2) An essay on the United Nations as an instrument of American power:
Bush’s ‘unilateralism’ represents the revival of a global cleavage structure of friend–enemy relations, with a new set of security alliances and greatly expanded basing arrangements to match. To allies grown accustomed to the conventions of the nineties, this has come as quite a shock. But, even if more precariously, the Rooseveltian framework still holds. After the most brazen of all American wars in violation of the un Charter, every hand in the Security Council—some eagerly, others more sullenly—has gone up to endorse the puppet authority installed by the conquerors, ratifying their conquest.
3) One of Gowan’s finest esssays (“Neoliberal Cosmopolitanism,” New Left Review Sept./Oct. 2001) is not available online but it’s worth looking up. Here is the intro:
Over the past decade a strong ideological current has gained prominence in the Anglo-American world, running parallel to the discourse of globalization and rhetorically complementing it. Indeed, in official parlance it is the more insistent of the two, and seems likely to become all the more clamorous in the aftermath of September 11th 2001. We may call it the new liberal cosmopolitanism, as distinct from the more democratic cosmopolitanism …. Its theorists are for the most part to be found in international relations departments of the Anglophone universities, though some have been seconded to offices of the UN Secretariat or NATO protectorate in Bosnia. Viewed historically, the new doctrine is a radicalization of the Anglo-American tradition that has conceived itself as upholding a liberal internationalism, based on visions of a single human race peacefully united by free trade and common legal norms, led by states featuring civic liberties and representative institutions. Such liberal internationalism sought to create a global order that could enforce a code of conduct on the external relations between states. But it still essentially accepted the Westphalian system that granted states jurisdiction over their own territories.
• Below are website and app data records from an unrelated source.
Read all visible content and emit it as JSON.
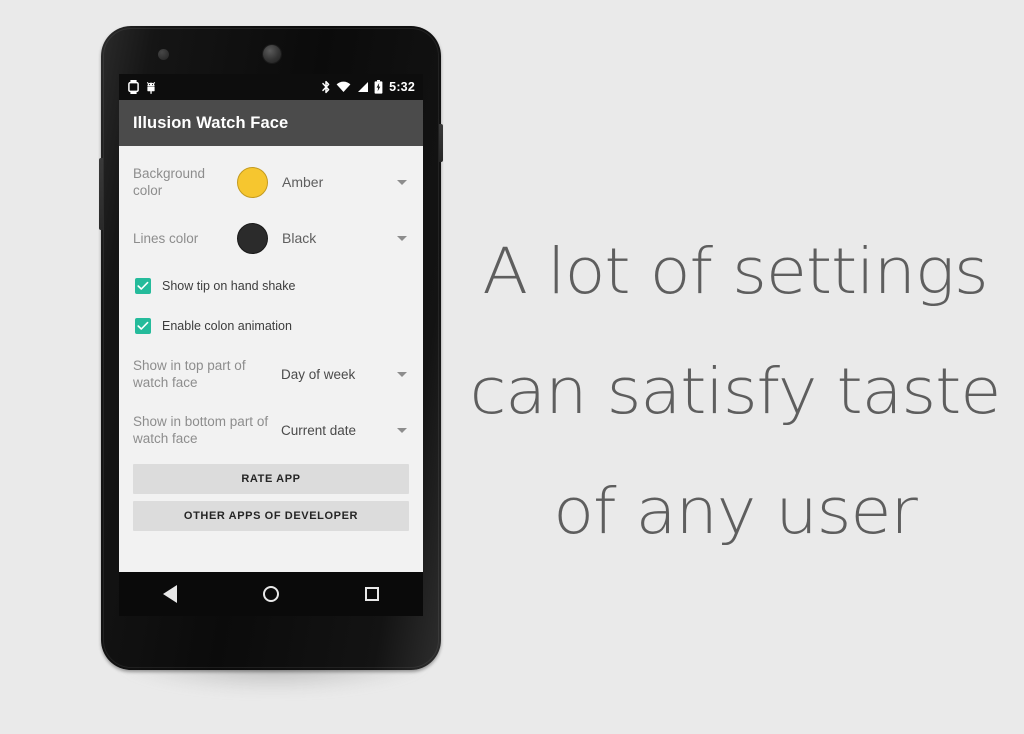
{
  "page": {
    "background_color": "#eaeaea"
  },
  "device": {
    "name": "android-phone-mockup",
    "body_color": "#0b0b0b",
    "status_bar": {
      "background_color": "#0d0d0d",
      "left_icons": [
        "watch-icon",
        "android-debug-icon"
      ],
      "right_icons": [
        "bluetooth-icon",
        "wifi-icon",
        "cell-signal-icon",
        "battery-charging-icon"
      ],
      "clock": "5:32"
    },
    "nav_bar": {
      "background_color": "#0a0a0a",
      "keys": [
        "back-key",
        "home-key",
        "recents-key"
      ]
    }
  },
  "app": {
    "toolbar": {
      "title": "Illusion Watch Face",
      "background_color": "#4b4b4b",
      "title_color": "#ffffff"
    },
    "content_background": "#f2f2f2",
    "color_rows": [
      {
        "label": "Background color",
        "value": "Amber",
        "swatch_color": "#f6c62f",
        "caret": "chevron-down-icon"
      },
      {
        "label": "Lines color",
        "value": "Black",
        "swatch_color": "#2b2b2b",
        "caret": "chevron-down-icon"
      }
    ],
    "checkboxes": [
      {
        "label": "Show tip on hand shake",
        "checked": true,
        "accent_color": "#25bb9b"
      },
      {
        "label": "Enable colon animation",
        "checked": true,
        "accent_color": "#25bb9b"
      }
    ],
    "spinner_rows": [
      {
        "label": "Show in top part of watch face",
        "value": "Day of week",
        "caret": "chevron-down-icon"
      },
      {
        "label": "Show in bottom part of watch face",
        "value": "Current date",
        "caret": "chevron-down-icon"
      }
    ],
    "buttons": [
      {
        "label": "RATE APP",
        "background_color": "#dcdcdc"
      },
      {
        "label": "OTHER APPS OF DEVELOPER",
        "background_color": "#dcdcdc"
      }
    ]
  },
  "marketing": {
    "text_color": "#5e5e5e",
    "lines": [
      "A lot of settings",
      "can satisfy taste",
      "of any user"
    ]
  }
}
The new liberal cosmopolitanism, by contrast, seeks to overcome the limits of national sovereignty by constructing a global order that will govern important political as well as economic aspects of both the internal and external behaviour of states. This is not a conception advocating any world government empowered to decide the great international issues of the day. Rather, it proposes a set of disciplinary regimes – characteristically dubbed, in the oleaginous jargon of the period, ‘global governance’ – reaching deep into the economic, social, and political life of the states subject to it, while safeguarding international flows of finance and trade.